**EXERCISE:**
In these entries, tally the lines where "ALLARME" occurs. Respond with only the count.

*** Opening RECORD EXCERPTS ***

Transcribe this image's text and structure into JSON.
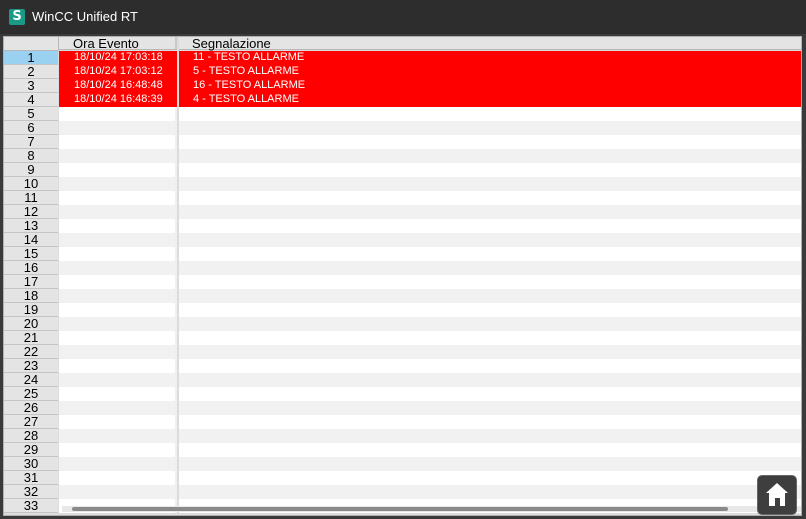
{
  "window": {
    "app_icon_letter": "S",
    "title": "WinCC Unified RT"
  },
  "table": {
    "headers": {
      "time": "Ora Evento",
      "message": "Segnalazione"
    },
    "selected_row": "1",
    "rows": [
      {
        "num": "1",
        "time": "18/10/24 17:03:18",
        "message": "11 - TESTO ALLARME",
        "alarm": true
      },
      {
        "num": "2",
        "time": "18/10/24 17:03:12",
        "message": "5 - TESTO ALLARME",
        "alarm": true
      },
      {
        "num": "3",
        "time": "18/10/24 16:48:48",
        "message": "16 - TESTO ALLARME",
        "alarm": true
      },
      {
        "num": "4",
        "time": "18/10/24 16:48:39",
        "message": "4 - TESTO ALLARME",
        "alarm": true
      },
      {
        "num": "5",
        "time": "",
        "message": "",
        "alarm": false
      },
      {
        "num": "6",
        "time": "",
        "message": "",
        "alarm": false
      },
      {
        "num": "7",
        "time": "",
        "message": "",
        "alarm": false
      },
      {
        "num": "8",
        "time": "",
        "message": "",
        "alarm": false
      },
      {
        "num": "9",
        "time": "",
        "message": "",
        "alarm": false
      },
      {
        "num": "10",
        "time": "",
        "message": "",
        "alarm": false
      },
      {
        "num": "11",
        "time": "",
        "message": "",
        "alarm": false
      },
      {
        "num": "12",
        "time": "",
        "message": "",
        "alarm": false
      },
      {
        "num": "13",
        "time": "",
        "message": "",
        "alarm": false
      },
      {
        "num": "14",
        "time": "",
        "message": "",
        "alarm": false
      },
      {
        "num": "15",
        "time": "",
        "message": "",
        "alarm": false
      },
      {
        "num": "16",
        "time": "",
        "message": "",
        "alarm": false
      },
      {
        "num": "17",
        "time": "",
        "message": "",
        "alarm": false
      },
      {
        "num": "18",
        "time": "",
        "message": "",
        "alarm": false
      },
      {
        "num": "19",
        "time": "",
        "message": "",
        "alarm": false
      },
      {
        "num": "20",
        "time": "",
        "message": "",
        "alarm": false
      },
      {
        "num": "21",
        "time": "",
        "message": "",
        "alarm": false
      },
      {
        "num": "22",
        "time": "",
        "message": "",
        "alarm": false
      },
      {
        "num": "23",
        "time": "",
        "message": "",
        "alarm": false
      },
      {
        "num": "24",
        "time": "",
        "message": "",
        "alarm": false
      },
      {
        "num": "25",
        "time": "",
        "message": "",
        "alarm": false
      },
      {
        "num": "26",
        "time": "",
        "message": "",
        "alarm": false
      },
      {
        "num": "27",
        "time": "",
        "message": "",
        "alarm": false
      },
      {
        "num": "28",
        "time": "",
        "message": "",
        "alarm": false
      },
      {
        "num": "29",
        "time": "",
        "message": "",
        "alarm": false
      },
      {
        "num": "30",
        "time": "",
        "message": "",
        "alarm": false
      },
      {
        "num": "31",
        "time": "",
        "message": "",
        "alarm": false
      },
      {
        "num": "32",
        "time": "",
        "message": "",
        "alarm": false
      },
      {
        "num": "33",
        "time": "",
        "message": "",
        "alarm": false
      }
    ]
  },
  "colors": {
    "alarm_background": "#ff0000",
    "alarm_text": "#ffffff",
    "selected_row_header": "#9ad0f0",
    "app_icon": "#1a9a86"
  },
  "icons": {
    "app": "siemens-s-icon",
    "home_button": "home-icon"
  }
}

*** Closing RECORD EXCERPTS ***

**ANSWER TO THE PROBLEM:**
4